The absence of natural light distorts the passage of time. I think back to the 1830s, when the demand for gunpowder waned between wars and enslaved men worked as guides for wealthy tourists eager to view this underground marvel. Stephen Bishop, one of the earliest documented guides, won praise for his skill and determination, and was the first to cross Bottomless Pit, a 105-foot-deep chasm that, until his feat, hampered surveying of the cave. These guides—folks like Mat and Nick Bransford, Ed Hawkins, Ed Bishop, and a man documented only as “Alfred”—stooped, crawled, climbed, and sometimes slithered, chins in the dirt, down winding passages in the name of exploration. Even if they did not own themselves, no one could take their achievements from them. Letters and journals written by white guests chronicled their feats. When guides would discover a new route, they wrote their names in the rock, along with the year of their accomplishment. In an area now known as the Snowball Room, you’ll find “TO, NICK THE GUIDE 1857 Aug 17th” etched into the wall.
When the men’s owners died, inventories ascribed prices to the enslaved. Stephen Bishop, an estimated $600. Nick Bransford, $800. After manumission, the men and their descendants continued to work as guides, aiding in mapping the cave system. Around the time the area became a national park, segregation was the law of the land. More than a hundred years after their ancestors’ forced arrival at Mammoth Cave, the notion of the Black cave guide would go extinct for a time.
Today, two hundred or so years after the first modern humans entered the cave, thousands of explorers a year brave the harsh, unforgiving terrain here, searching for something beyond what they can see. The testimony of the rock, that enduring witness. The strange beauty of the deep, the menacing shadows the darkness holds. I find myself mapping my own personal topography relative to Mammoth—the at times all-encompassing fear of the things I cannot see, as well as the long trail of history that the park highlights even as our country grapples with it.
The most famous name in that chronology remains here still. Along the park’s Heritage Trail, perched high on the ridge above the cave’s entrance, sits the Old Guide’s Cemetery. In it, a headstone reads: “Stephen Bishop, First Guide & Explorer of the Mammoth Cave. Died June 15, 1859. In His 37 Year.” His grave, with its date of death off by two years, has a perfect view of the sunset.

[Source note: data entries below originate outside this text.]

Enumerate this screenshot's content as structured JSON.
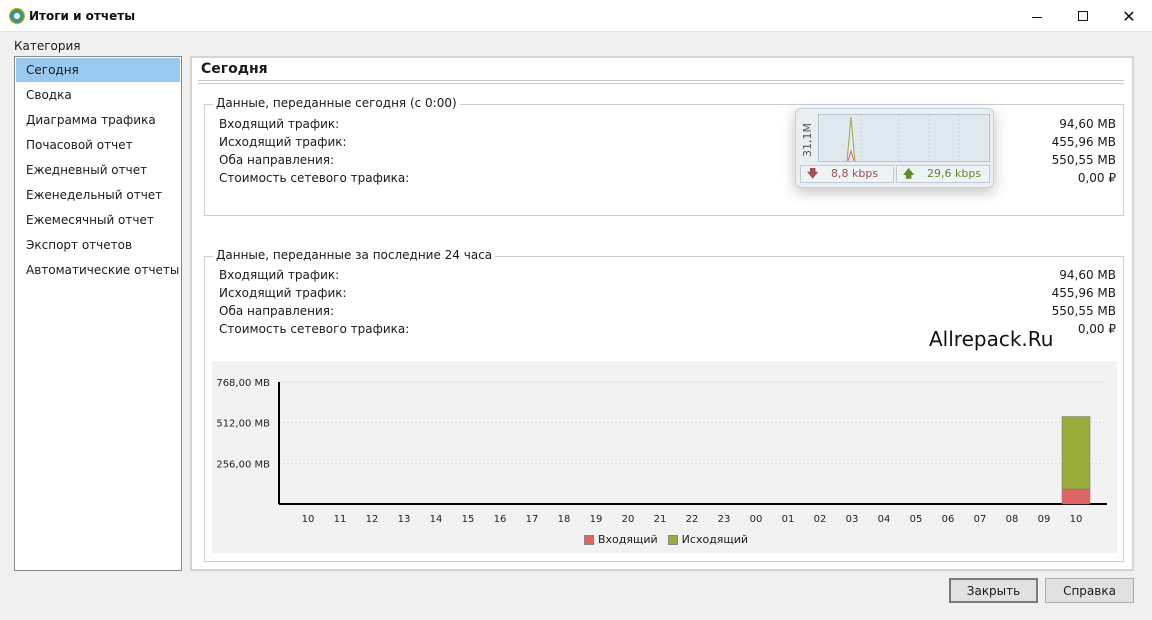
{
  "window": {
    "title": "Итоги и отчеты"
  },
  "sidebar": {
    "category_label": "Категория",
    "items": [
      {
        "label": "Сегодня"
      },
      {
        "label": "Сводка"
      },
      {
        "label": "Диаграмма трафика"
      },
      {
        "label": "Почасовой отчет"
      },
      {
        "label": "Ежедневный отчет"
      },
      {
        "label": "Еженедельный отчет"
      },
      {
        "label": "Ежемесячный отчет"
      },
      {
        "label": "Экспорт отчетов"
      },
      {
        "label": "Автоматические отчеты"
      }
    ],
    "selected_index": 0
  },
  "main": {
    "title": "Сегодня",
    "today_group": {
      "caption": "Данные, переданные сегодня (с 0:00)",
      "rows": [
        {
          "label": "Входящий трафик:",
          "value": "94,60 MB"
        },
        {
          "label": "Исходящий трафик:",
          "value": "455,96 MB"
        },
        {
          "label": "Оба направления:",
          "value": "550,55 MB"
        },
        {
          "label": "Стоимость сетевого трафика:",
          "value": "0,00 ₽"
        }
      ]
    },
    "last24_group": {
      "caption": "Данные, переданные за последние 24 часа",
      "rows": [
        {
          "label": "Входящий трафик:",
          "value": "94,60 MB"
        },
        {
          "label": "Исходящий трафик:",
          "value": "455,96 MB"
        },
        {
          "label": "Оба направления:",
          "value": "550,55 MB"
        },
        {
          "label": "Стоимость сетевого трафика:",
          "value": "0,00 ₽"
        }
      ]
    },
    "watermark": "Allrepack.Ru"
  },
  "widget": {
    "scale_label": "31,1M",
    "download_speed": "8,8 kbps",
    "upload_speed": "29,6 kbps"
  },
  "chart_data": {
    "type": "bar",
    "stacked": true,
    "categories": [
      "10",
      "11",
      "12",
      "13",
      "14",
      "15",
      "16",
      "17",
      "18",
      "19",
      "20",
      "21",
      "22",
      "23",
      "00",
      "01",
      "02",
      "03",
      "04",
      "05",
      "06",
      "07",
      "08",
      "09",
      "10"
    ],
    "y_ticks": [
      "768,00 MB",
      "512,00 MB",
      "256,00 MB"
    ],
    "y_tick_values": [
      768,
      512,
      256
    ],
    "ylim": [
      0,
      768
    ],
    "series": [
      {
        "name": "Входящий",
        "color": "#e06666",
        "values": [
          0,
          0,
          0,
          0,
          0,
          0,
          0,
          0,
          0,
          0,
          0,
          0,
          0,
          0,
          0,
          0,
          0,
          0,
          0,
          0,
          0,
          0,
          0,
          0,
          94.6
        ]
      },
      {
        "name": "Исходящий",
        "color": "#9aad3c",
        "values": [
          0,
          0,
          0,
          0,
          0,
          0,
          0,
          0,
          0,
          0,
          0,
          0,
          0,
          0,
          0,
          0,
          0,
          0,
          0,
          0,
          0,
          0,
          0,
          0,
          455.96
        ]
      }
    ],
    "grid": true,
    "legend_position": "bottom"
  },
  "buttons": {
    "close_label": "Закрыть",
    "help_label": "Справка"
  }
}
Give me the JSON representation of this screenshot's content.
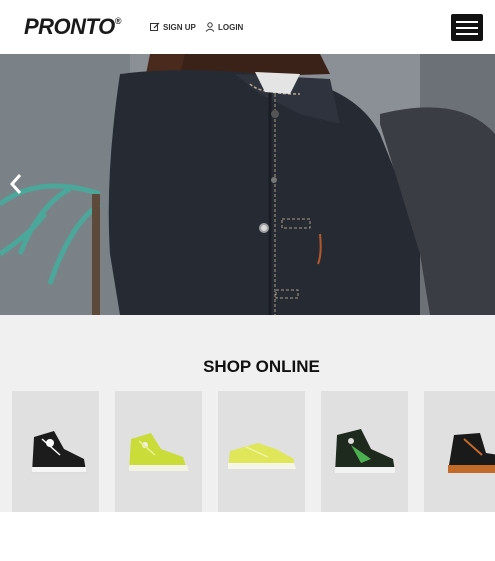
{
  "header": {
    "logo_text": "PRONTO",
    "logo_mark": "®",
    "signup_label": "SIGN UP",
    "login_label": "LOGIN"
  },
  "hero": {
    "prev_icon": "chevron-left-icon"
  },
  "shop": {
    "title": "SHOP ONLINE",
    "products": [
      {
        "name": "black-white-high-top-sneaker",
        "color": "#1c1c1c"
      },
      {
        "name": "lime-high-top-sneaker",
        "color": "#c9dc3a"
      },
      {
        "name": "lime-low-top-sneaker",
        "color": "#dfe65a"
      },
      {
        "name": "black-green-high-top-sneaker",
        "color": "#1f2a1f"
      },
      {
        "name": "black-brown-boot-sneaker",
        "color": "#c16a2a"
      }
    ]
  }
}
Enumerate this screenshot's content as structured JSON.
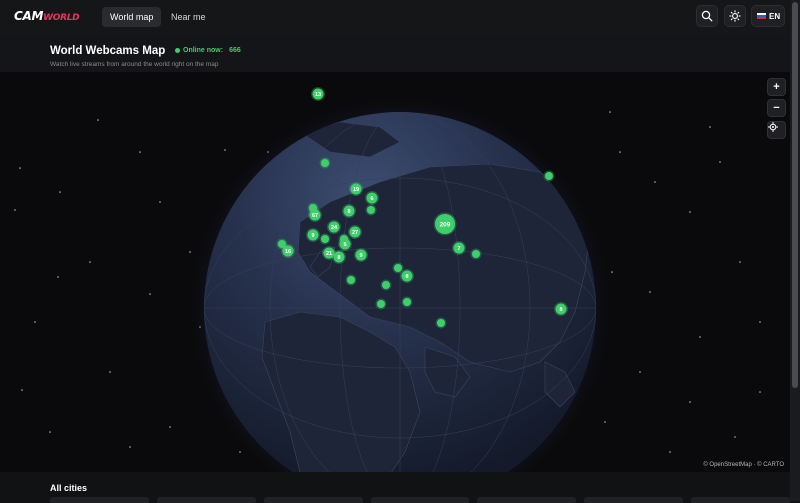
{
  "topbar": {
    "logo": {
      "part1": "CAM",
      "part2": "WORLD"
    },
    "tabs": [
      {
        "label": "World map",
        "active": true
      },
      {
        "label": "Near me",
        "active": false
      }
    ],
    "icons": [
      "search-icon",
      "sun-icon"
    ],
    "language": {
      "code": "EN",
      "flag_colors": [
        "#ffffff",
        "#2f5bd6",
        "#d8282e"
      ]
    }
  },
  "header": {
    "title": "World Webcams Map",
    "online_label": "Online now:",
    "online_count": "666",
    "subtitle": "Watch live streams from around the world right on the map"
  },
  "map": {
    "zoom_in": "+",
    "zoom_out": "−",
    "locate_icon": "crosshair-icon",
    "attribution": "© OpenStreetMap · © CARTO",
    "marker_color": "#3fcf6a",
    "clusters": [
      {
        "label": "13"
      },
      {
        "label": ""
      },
      {
        "label": ""
      },
      {
        "label": "19"
      },
      {
        "label": "6"
      },
      {
        "label": ""
      },
      {
        "label": "67"
      },
      {
        "label": "8"
      },
      {
        "label": ""
      },
      {
        "label": "209"
      },
      {
        "label": "24"
      },
      {
        "label": "9"
      },
      {
        "label": "27"
      },
      {
        "label": ""
      },
      {
        "label": ""
      },
      {
        "label": "16"
      },
      {
        "label": "5"
      },
      {
        "label": "7"
      },
      {
        "label": "21"
      },
      {
        "label": "8"
      },
      {
        "label": "9"
      },
      {
        "label": ""
      },
      {
        "label": ""
      },
      {
        "label": ""
      },
      {
        "label": "8"
      },
      {
        "label": ""
      },
      {
        "label": ""
      },
      {
        "label": ""
      },
      {
        "label": ""
      },
      {
        "label": "8"
      },
      {
        "label": ""
      }
    ]
  },
  "sections": {
    "all_cities": "All cities"
  }
}
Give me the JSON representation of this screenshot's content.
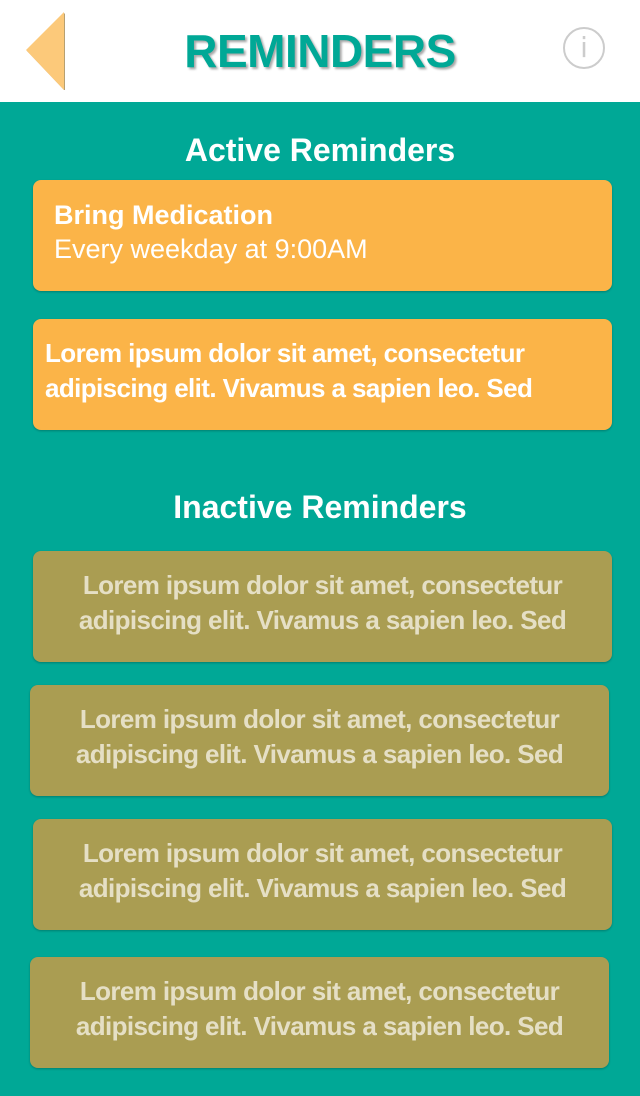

In the precious hours of early morning, I make my way back to that same ridge to watch the Geminid, the spectacular annual meteor shower. As I sit on a bench and sip tea from my thermos, the faraway dust and rocks leave a luminous trail that lasts mere moments. We are here for only a few seconds, I think. But in the hours before dawn, I feel like a conduit, tethering the heavens above, the depths below—what luck, to be cognizant in an age when I can spot constellations in the sky and identify formations underground, both millions of years in the making, the timescale of their creation far exceeding anything we have endured and will ever comprehend. I ponder again the human life in the cave over the centuries, the thoughts of my predecessors, their ties to the sublime. What stories did they tell about peering over the cusp of the known world, of staring directly into the void?
Stephen Bishop, Mat and Nick Bransford, and other Black guides who worked in the cave system might have come the closest that an enslaved person could to immortality. At a time when it was rare for Black people to be allowed to write their names, they were able to leave their mark: to proclaim their existence.